Those who don't think the lists were sufficient because it didn't help them complete their homework need to grow up. You're right. The lists here aren't the most comprehensive lists you can find online, but this website is for teaching kids to read and those who struggle with reading to read better.You need more roots, suffixes, and affixes so you can finish your homework? Don't rely on someone else to do your work for you. Use a dictionary.

I have found that many roots can also be prefixes or suffixes. Is that correct?

to jbi moved recently and am not in possesion of a dictionary for the time being because it got lost

May be seen as a piece of long road to best learning of english and other languages

Add comment

Plain text

  • No HTML tags allowed.
  • Web page addresses and e-mail addresses turn into links automatically.
  • Lines and paragraphs break automatically.
By submitting this form, you accept the Mollom privacy policy.
Sign up for our free newsletters about reading
Advertisement
Reading Blogs

Reading Blogs

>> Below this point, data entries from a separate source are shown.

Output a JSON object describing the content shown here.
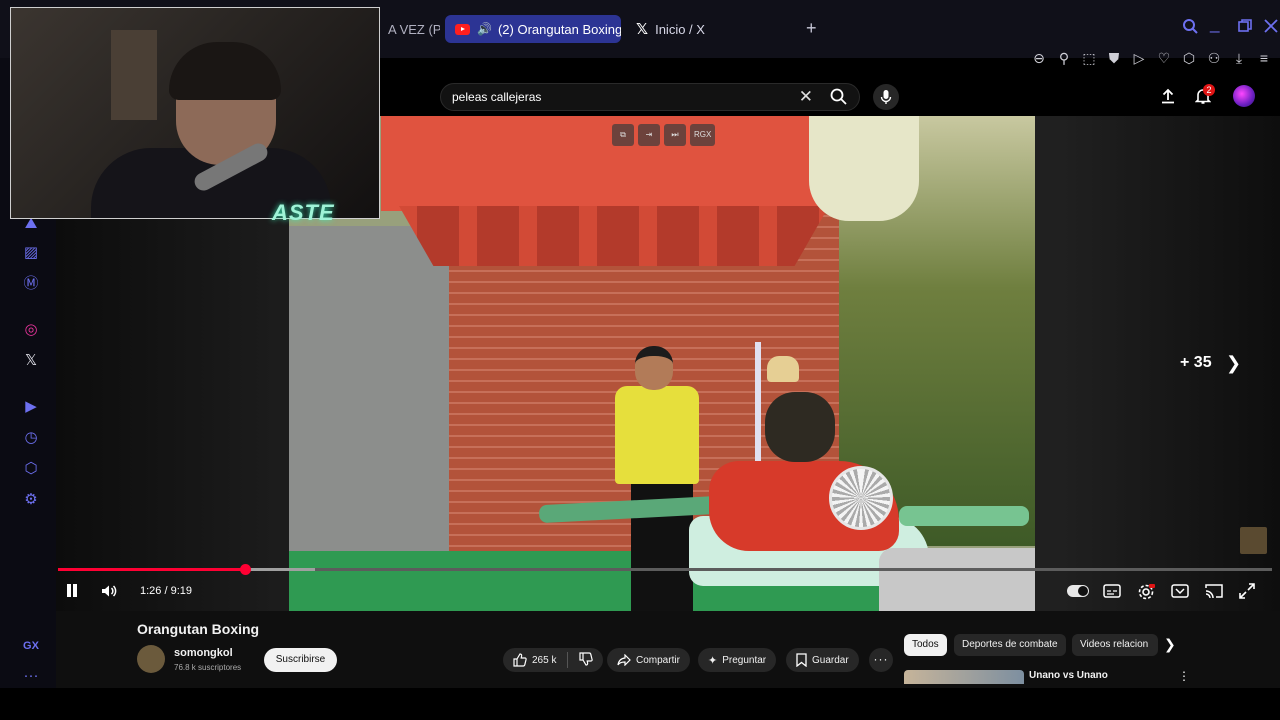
{
  "browser": {
    "tabs": [
      {
        "label": "A VEZ (P"
      },
      {
        "label": "(2) Orangutan Boxing",
        "active": true
      },
      {
        "label": "Inicio / X"
      }
    ],
    "new_tab_label": "+",
    "accent_color": "#6d70f0"
  },
  "youtube": {
    "search": {
      "value": "peleas callejeras"
    },
    "notification_count": "2"
  },
  "player": {
    "overlay_controls": [
      "⧉",
      "⇥",
      "⏭",
      "RGX"
    ],
    "skip_label": "+ 35",
    "time": "1:26 / 9:19",
    "progress_played_fraction": 0.154,
    "progress_loaded_fraction": 0.212
  },
  "stream": {
    "logo_text": "ASTE"
  },
  "video": {
    "title": "Orangutan Boxing",
    "channel": "somongkol",
    "subscribers": "76.8 k suscriptores",
    "subscribe_label": "Suscribirse",
    "likes": "265 k",
    "share_label": "Compartir",
    "ask_label": "Preguntar",
    "save_label": "Guardar"
  },
  "related": {
    "chips": [
      "Todos",
      "Deportes de combate",
      "Videos relacion"
    ],
    "first_title": "Unano vs Unano"
  },
  "sidebar_icons": [
    "images-icon",
    "stripes-icon",
    "m-icon",
    "instagram-icon",
    "x-icon",
    "player-icon",
    "history-icon",
    "extensions-icon",
    "settings-icon",
    "gx-icon",
    "more-icon"
  ]
}
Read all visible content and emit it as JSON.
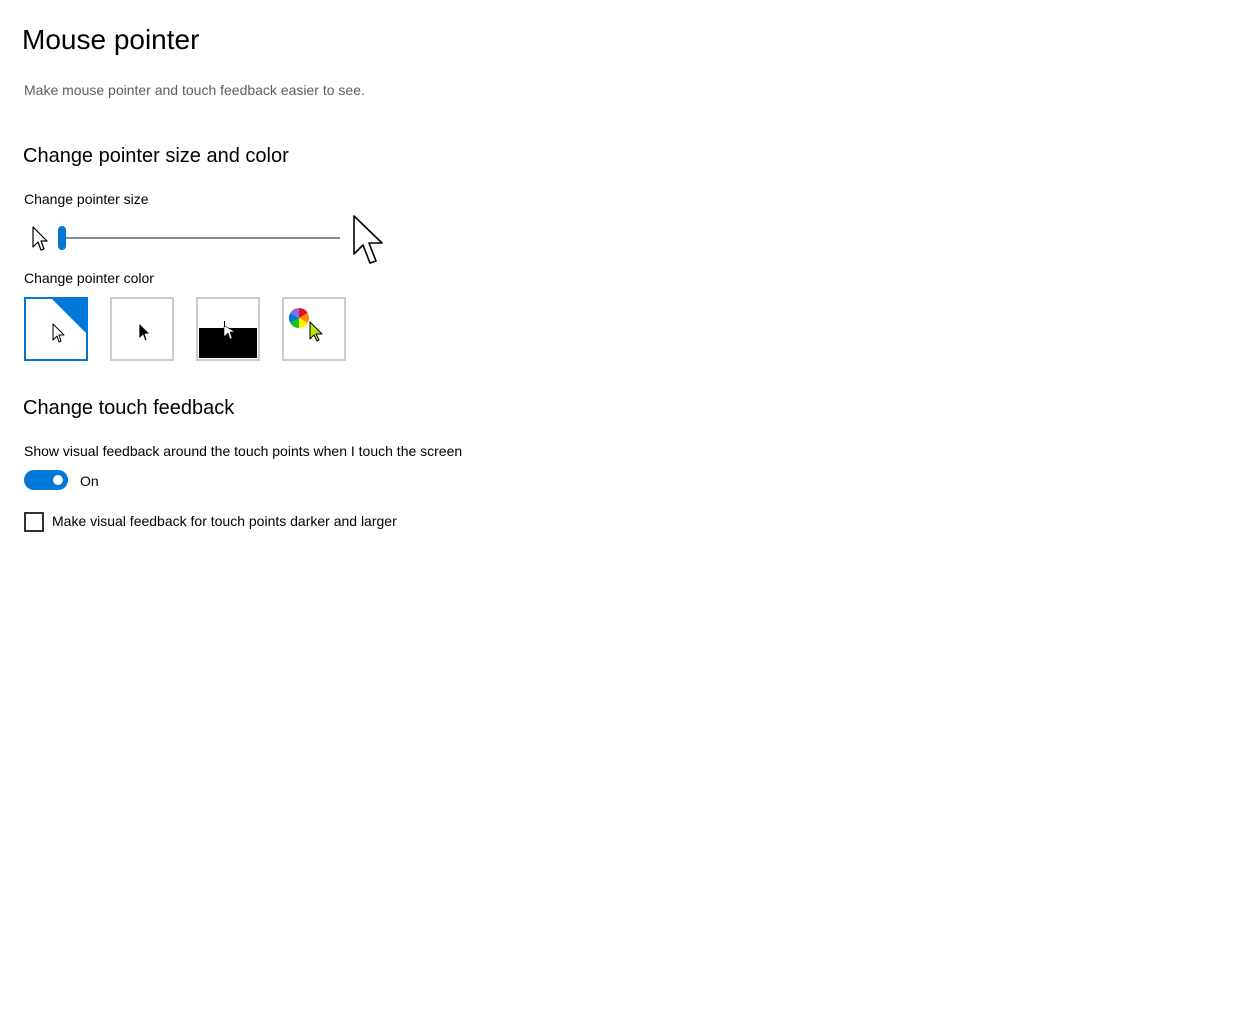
{
  "page": {
    "title": "Mouse pointer",
    "description": "Make mouse pointer and touch feedback easier to see."
  },
  "pointer_section": {
    "title": "Change pointer size and color",
    "size_label": "Change pointer size",
    "size_value_fraction": 0.0,
    "color_label": "Change pointer color",
    "color_options": [
      {
        "name": "white",
        "selected": true
      },
      {
        "name": "black",
        "selected": false
      },
      {
        "name": "inverted",
        "selected": false
      },
      {
        "name": "custom",
        "selected": false
      }
    ],
    "custom_cursor_color": "#b4e61e"
  },
  "touch_section": {
    "title": "Change touch feedback",
    "feedback_label": "Show visual feedback around the touch points when I touch the screen",
    "toggle_state": "On",
    "toggle_on": true,
    "darker_larger_label": "Make visual feedback for touch points darker and larger",
    "darker_larger_checked": false
  },
  "colors": {
    "accent": "#0078d7"
  }
}
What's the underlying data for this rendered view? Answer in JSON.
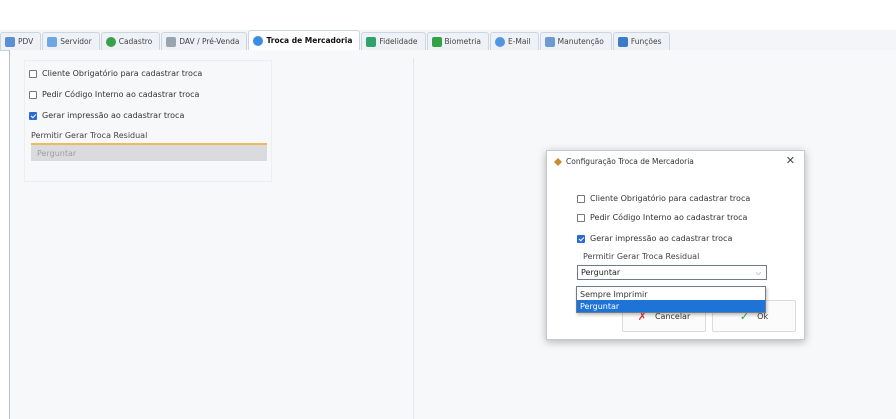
{
  "tabs": [
    {
      "label": "PDV",
      "icon": "pdv-icon",
      "color": "#5a8fd6",
      "active": false
    },
    {
      "label": "Servidor",
      "icon": "server-icon",
      "color": "#6ea6e8",
      "active": false
    },
    {
      "label": "Cadastro",
      "icon": "cadastro-icon",
      "color": "#3aa14b",
      "active": false
    },
    {
      "label": "DAV / Pré-Venda",
      "icon": "dav-icon",
      "color": "#9aa4b0",
      "active": false
    },
    {
      "label": "Troca de Mercadoria",
      "icon": "exchange-icon",
      "color": "#3c8fe0",
      "active": true
    },
    {
      "label": "Fidelidade",
      "icon": "fidelity-icon",
      "color": "#2fa36b",
      "active": false
    },
    {
      "label": "Biometria",
      "icon": "biometry-icon",
      "color": "#33a245",
      "active": false
    },
    {
      "label": "E-Mail",
      "icon": "email-icon",
      "color": "#4f95df",
      "active": false
    },
    {
      "label": "Manutenção",
      "icon": "maintenance-icon",
      "color": "#6c9ad1",
      "active": false
    },
    {
      "label": "Funções",
      "icon": "functions-icon",
      "color": "#3d7bc9",
      "active": false
    }
  ],
  "panel": {
    "checkboxes": [
      {
        "label": "Cliente Obrigatório para cadastrar troca",
        "checked": false
      },
      {
        "label": "Pedir Código Interno ao cadastrar troca",
        "checked": false
      },
      {
        "label": "Gerar impressão ao cadastrar troca",
        "checked": true
      }
    ],
    "field_label": "Permitir Gerar Troca Residual",
    "field_value": "Perguntar"
  },
  "dialog": {
    "title": "Configuração Troca de Mercadoria",
    "close_glyph": "✕",
    "checkboxes": [
      {
        "label": "Cliente Obrigatório para cadastrar troca",
        "checked": false
      },
      {
        "label": "Pedir Código Interno ao cadastrar troca",
        "checked": false
      },
      {
        "label": "Gerar impressão ao cadastrar troca",
        "checked": true
      }
    ],
    "field_label": "Permitir Gerar Troca Residual",
    "select_value": "Perguntar",
    "options": [
      "Sempre Imprimir",
      "Perguntar"
    ],
    "selected_option": "Perguntar",
    "cancel_label": "Cancelar",
    "ok_label": "Ok"
  }
}
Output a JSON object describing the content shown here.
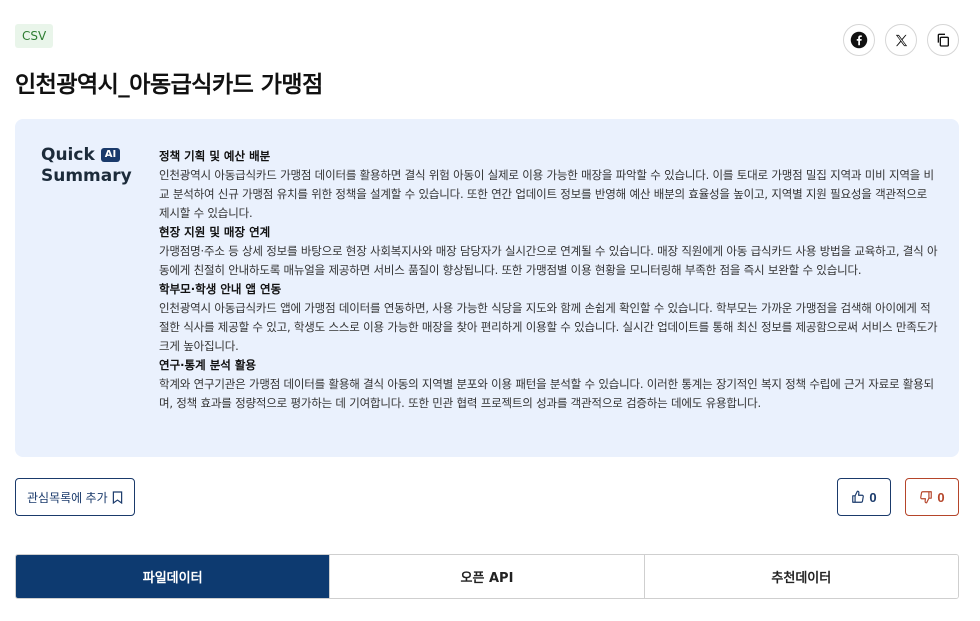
{
  "header": {
    "format_badge": "CSV",
    "title": "인천광역시_아동급식카드 가맹점"
  },
  "share": {
    "icons": [
      "facebook-icon",
      "x-icon",
      "copy-icon"
    ]
  },
  "summary": {
    "heading_line1": "Quick",
    "ai_badge": "AI",
    "heading_line2": "Summary",
    "sections": [
      {
        "title": "정책 기획 및 예산 배분",
        "body": "인천광역시 아동급식카드 가맹점 데이터를 활용하면 결식 위험 아동이 실제로 이용 가능한 매장을 파악할 수 있습니다. 이를 토대로 가맹점 밀집 지역과 미비 지역을 비교 분석하여 신규 가맹점 유치를 위한 정책을 설계할 수 있습니다. 또한 연간 업데이트 정보를 반영해 예산 배분의 효율성을 높이고, 지역별 지원 필요성을 객관적으로 제시할 수 있습니다."
      },
      {
        "title": "현장 지원 및 매장 연계",
        "body": "가맹점명·주소 등 상세 정보를 바탕으로 현장 사회복지사와 매장 담당자가 실시간으로 연계될 수 있습니다. 매장 직원에게 아동 급식카드 사용 방법을 교육하고, 결식 아동에게 친절히 안내하도록 매뉴얼을 제공하면 서비스 품질이 향상됩니다. 또한 가맹점별 이용 현황을 모니터링해 부족한 점을 즉시 보완할 수 있습니다."
      },
      {
        "title": "학부모·학생 안내 앱 연동",
        "body": "인천광역시 아동급식카드 앱에 가맹점 데이터를 연동하면, 사용 가능한 식당을 지도와 함께 손쉽게 확인할 수 있습니다. 학부모는 가까운 가맹점을 검색해 아이에게 적절한 식사를 제공할 수 있고, 학생도 스스로 이용 가능한 매장을 찾아 편리하게 이용할 수 있습니다. 실시간 업데이트를 통해 최신 정보를 제공함으로써 서비스 만족도가 크게 높아집니다."
      },
      {
        "title": "연구·통계 분석 활용",
        "body": "학계와 연구기관은 가맹점 데이터를 활용해 결식 아동의 지역별 분포와 이용 패턴을 분석할 수 있습니다. 이러한 통계는 장기적인 복지 정책 수립에 근거 자료로 활용되며, 정책 효과를 정량적으로 평가하는 데 기여합니다. 또한 민관 협력 프로젝트의 성과를 객관적으로 검증하는 데에도 유용합니다."
      }
    ]
  },
  "actions": {
    "favorite_label": "관심목록에 추가",
    "like_count": "0",
    "dislike_count": "0"
  },
  "tabs": [
    {
      "label": "파일데이터",
      "active": true
    },
    {
      "label": "오픈 API",
      "active": false
    },
    {
      "label": "추천데이터",
      "active": false
    }
  ],
  "colors": {
    "primary": "#0d3a70",
    "summary_bg": "#eaf1fd",
    "badge_bg": "#e9f5ea",
    "dislike": "#b5452a"
  }
}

Start with a Book: Read. Talk. Explore.
"I'm wondering what to read next." — Matilda, Roald Dahl